Melissa Kelly was raised on Long Island in a family of Italian cooks, including her grandfather, gourmand and butcher Primo Mangani. After working at several restaurants, including Alice Waters’ Chez Panisse and The Old Chatham Sheepherding Company—where she won the James Beard Award in 1999—she opened Primo with partner and pastry chef Price Kushner. She says she was drawn to Maine by “its old-world charm and the drastic change of seasons that brings a changing bounty to the table.”
Steve Corry, of 555 Congress Street in Portland
Steve Corry—whom Food & Wine magazine named one of the “Best New Chefs in the U.S.” in 2007—began his professional life as a beer maker and came to Portland with plans to open a brewpub nearby. But a stint at the New England Culinary Institute in Vermont led Corry and his wife, Michelle, to open 555 Congress Street in 2003. In 2012, the Maine Restaurant Association named Corry "Chef of the Year." When the Corrys first came to Maine, they thought they detected early signs “of something that would blossom into a major culinary scene," Steve Corry says. "But what’s happened is almost unbelievable—not just at restaurants, but with the farmers and the farmers’ markets, the cheese makers, so many more.

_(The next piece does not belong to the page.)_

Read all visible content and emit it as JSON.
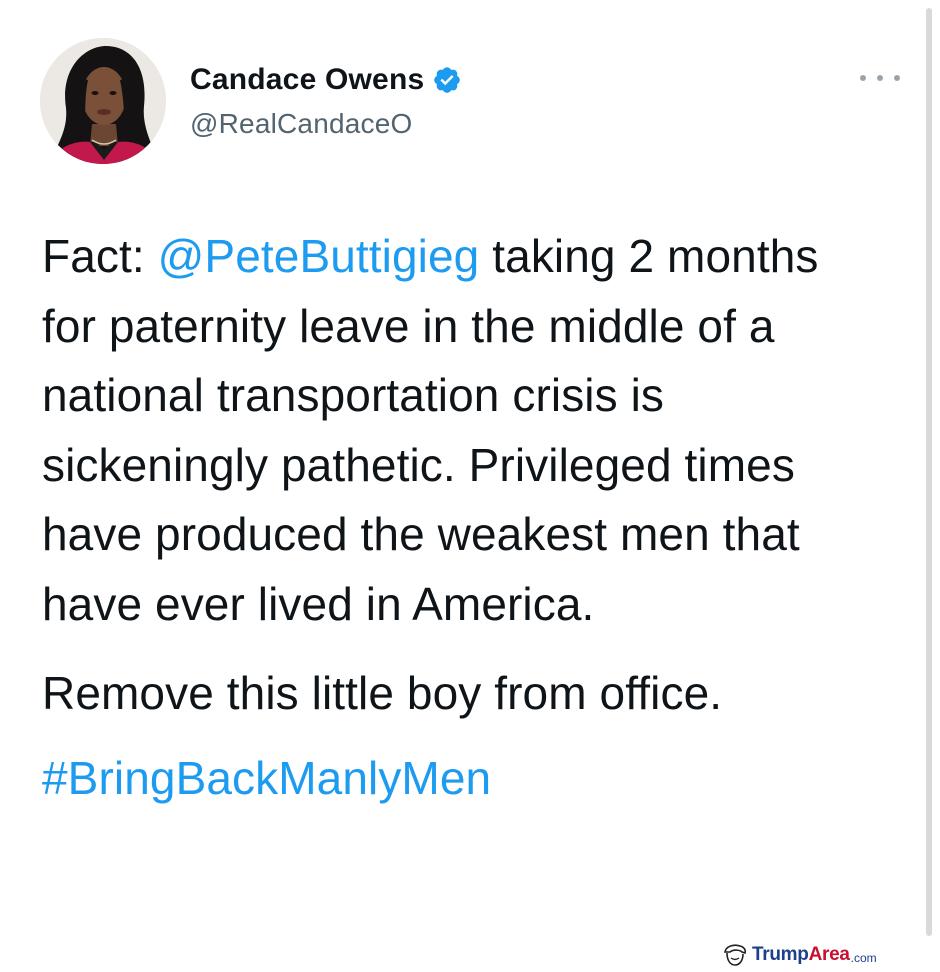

The whole thing is growing into something better than you’d find even in Boston. What’s happening in Maine is not just a trend or a fad. It’s a movement with deep roots. It’s staggering, really.”

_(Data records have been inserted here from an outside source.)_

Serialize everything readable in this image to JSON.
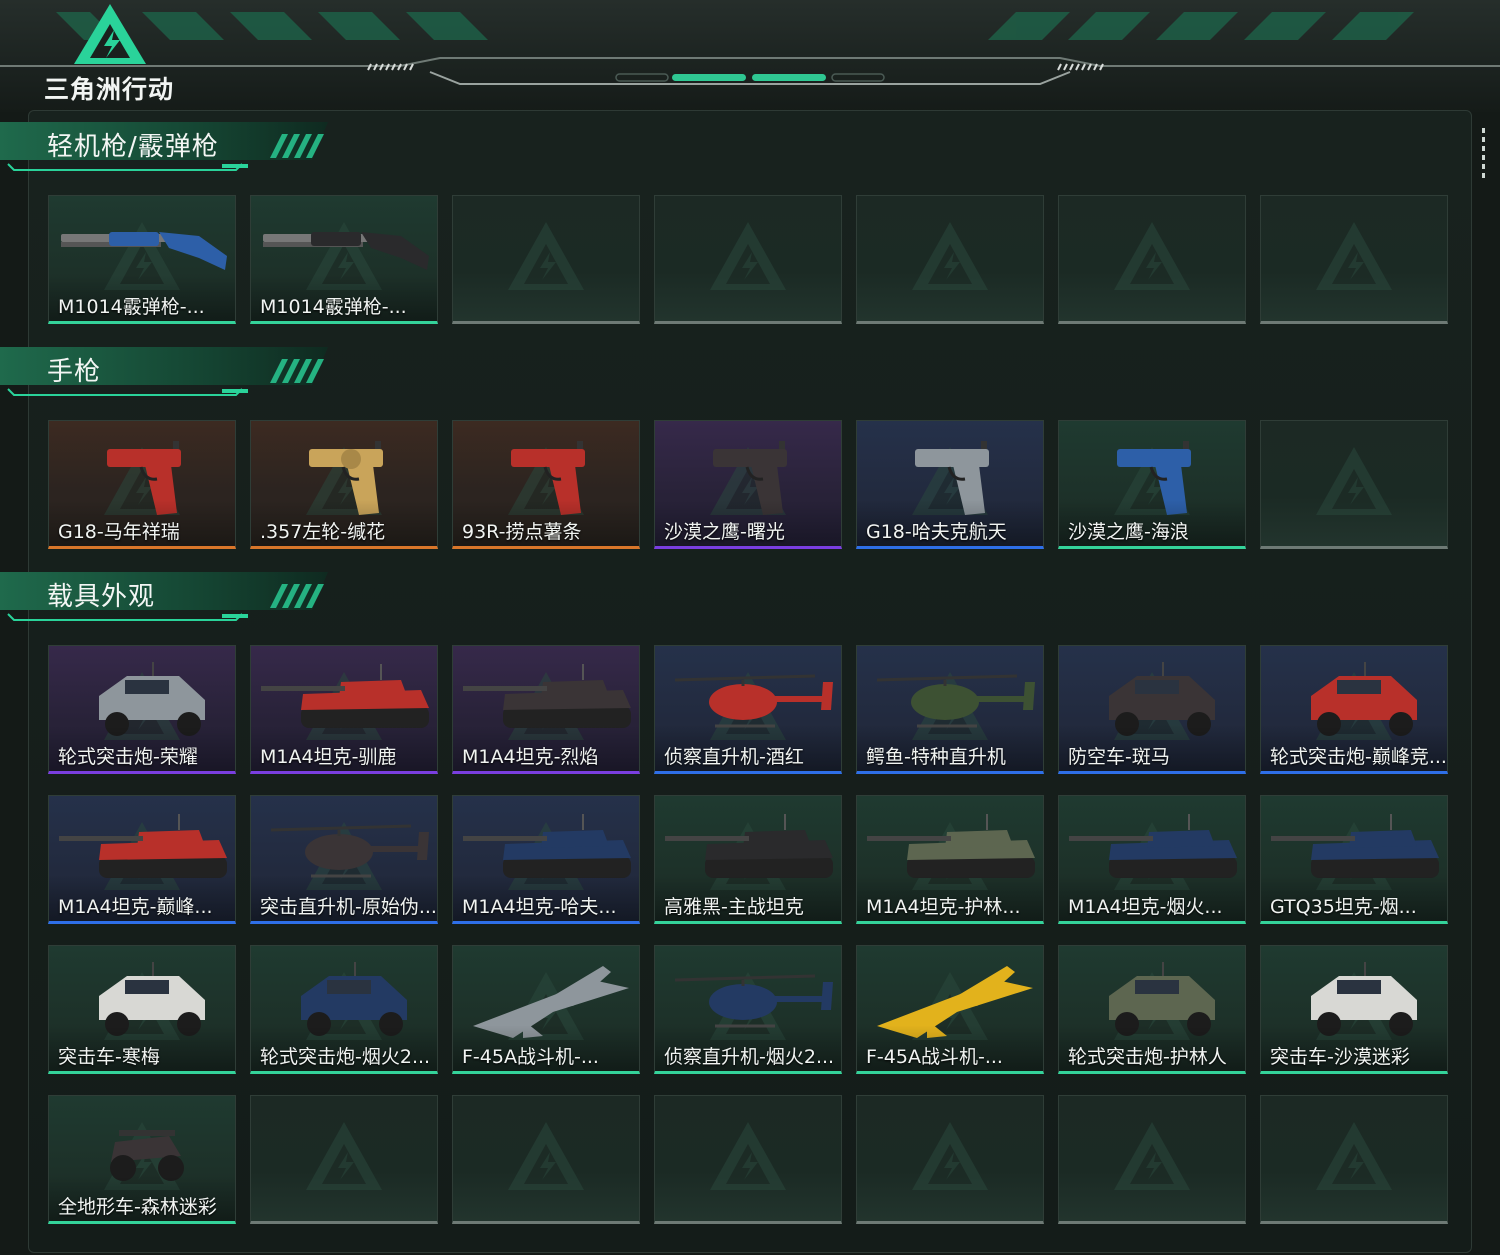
{
  "header": {
    "logo_title": "三角洲行动"
  },
  "colors": {
    "accent_green": "#2ad39a",
    "rarity_gold": "#d9762a",
    "rarity_purple": "#7a3ee0",
    "rarity_blue": "#2e6fe8",
    "rarity_green": "#34d39a",
    "empty_slot": "#6e7a75"
  },
  "sections": [
    {
      "title": "轻机枪/霰弹枪",
      "items": [
        {
          "label": "M1014霰弹枪-...",
          "rarity": "green",
          "icon": "shotgun-icon",
          "tint": "blue"
        },
        {
          "label": "M1014霰弹枪-...",
          "rarity": "green",
          "icon": "shotgun-icon",
          "tint": "black"
        },
        {
          "label": "",
          "rarity": "empty"
        },
        {
          "label": "",
          "rarity": "empty"
        },
        {
          "label": "",
          "rarity": "empty"
        },
        {
          "label": "",
          "rarity": "empty"
        },
        {
          "label": "",
          "rarity": "empty"
        }
      ]
    },
    {
      "title": "手枪",
      "items": [
        {
          "label": "G18-马年祥瑞",
          "rarity": "gold",
          "icon": "pistol-icon",
          "tint": "red"
        },
        {
          "label": ".357左轮-缄花",
          "rarity": "gold",
          "icon": "revolver-icon",
          "tint": "gold"
        },
        {
          "label": "93R-捞点薯条",
          "rarity": "gold",
          "icon": "pistol-icon",
          "tint": "red"
        },
        {
          "label": "沙漠之鹰-曙光",
          "rarity": "purple",
          "icon": "pistol-icon",
          "tint": "dark"
        },
        {
          "label": "G18-哈夫克航天",
          "rarity": "blue",
          "icon": "pistol-icon",
          "tint": "grey"
        },
        {
          "label": "沙漠之鹰-海浪",
          "rarity": "green",
          "icon": "pistol-icon",
          "tint": "blue"
        },
        {
          "label": "",
          "rarity": "empty"
        }
      ]
    },
    {
      "title": "载具外观",
      "items": [
        {
          "label": "轮式突击炮-荣耀",
          "rarity": "purple",
          "icon": "armored-car-icon",
          "tint": "grey"
        },
        {
          "label": "M1A4坦克-驯鹿",
          "rarity": "purple",
          "icon": "tank-icon",
          "tint": "red"
        },
        {
          "label": "M1A4坦克-烈焰",
          "rarity": "purple",
          "icon": "tank-icon",
          "tint": "dark"
        },
        {
          "label": "侦察直升机-酒红",
          "rarity": "blue",
          "icon": "helicopter-icon",
          "tint": "red"
        },
        {
          "label": "鳄鱼-特种直升机",
          "rarity": "blue",
          "icon": "helicopter-icon",
          "tint": "olive"
        },
        {
          "label": "防空车-斑马",
          "rarity": "blue",
          "icon": "armored-car-icon",
          "tint": "dark"
        },
        {
          "label": "轮式突击炮-巅峰竞...",
          "rarity": "blue",
          "icon": "armored-car-icon",
          "tint": "red"
        },
        {
          "label": "M1A4坦克-巅峰...",
          "rarity": "blue",
          "icon": "tank-icon",
          "tint": "red"
        },
        {
          "label": "突击直升机-原始伪...",
          "rarity": "blue",
          "icon": "helicopter-icon",
          "tint": "dark"
        },
        {
          "label": "M1A4坦克-哈夫...",
          "rarity": "blue",
          "icon": "tank-icon",
          "tint": "navy"
        },
        {
          "label": "高雅黑-主战坦克",
          "rarity": "green",
          "icon": "tank-icon",
          "tint": "black"
        },
        {
          "label": "M1A4坦克-护林...",
          "rarity": "green",
          "icon": "tank-icon",
          "tint": "camo"
        },
        {
          "label": "M1A4坦克-烟火...",
          "rarity": "green",
          "icon": "tank-icon",
          "tint": "navy"
        },
        {
          "label": "GTQ35坦克-烟...",
          "rarity": "green",
          "icon": "tank-icon",
          "tint": "navy"
        },
        {
          "label": "突击车-寒梅",
          "rarity": "green",
          "icon": "armored-car-icon",
          "tint": "white"
        },
        {
          "label": "轮式突击炮-烟火2...",
          "rarity": "green",
          "icon": "armored-car-icon",
          "tint": "navy"
        },
        {
          "label": "F-45A战斗机-...",
          "rarity": "green",
          "icon": "fighter-jet-icon",
          "tint": "grey"
        },
        {
          "label": "侦察直升机-烟火2...",
          "rarity": "green",
          "icon": "helicopter-icon",
          "tint": "navy"
        },
        {
          "label": "F-45A战斗机-...",
          "rarity": "green",
          "icon": "fighter-jet-icon",
          "tint": "yellow"
        },
        {
          "label": "轮式突击炮-护林人",
          "rarity": "green",
          "icon": "armored-car-icon",
          "tint": "camo"
        },
        {
          "label": "突击车-沙漠迷彩",
          "rarity": "green",
          "icon": "armored-car-icon",
          "tint": "white"
        },
        {
          "label": "全地形车-森林迷彩",
          "rarity": "green",
          "icon": "atv-icon",
          "tint": "dark"
        },
        {
          "label": "",
          "rarity": "empty"
        },
        {
          "label": "",
          "rarity": "empty"
        },
        {
          "label": "",
          "rarity": "empty"
        },
        {
          "label": "",
          "rarity": "empty"
        },
        {
          "label": "",
          "rarity": "empty"
        },
        {
          "label": "",
          "rarity": "empty"
        }
      ]
    }
  ]
}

Jonathan Cartwright, of The White Barn Inn in Kennebunkport
The White Barn Inn is the only restaurant in New England to win both the AAA Five Diamond and Mobile Five Star Awards. It also topped Conde Nast Traveler's “Best of the Best” award for any restaurant at a resort worldwide. But Executive Chef Jonathan Cartwright, who came to The White Barn Inn in 1996, never dreamed of this job. “I wanted to be the first Englishman to win the Tour de France,” says the native of Sheffield, England. But as he worked at various restaurants, including The Savoy in London, Cartwright decided that cooking and cycling have a lot in common. “They required similar teamwork, commitment, dedication, hard work and patience. I found that I enjoyed cooking very much.”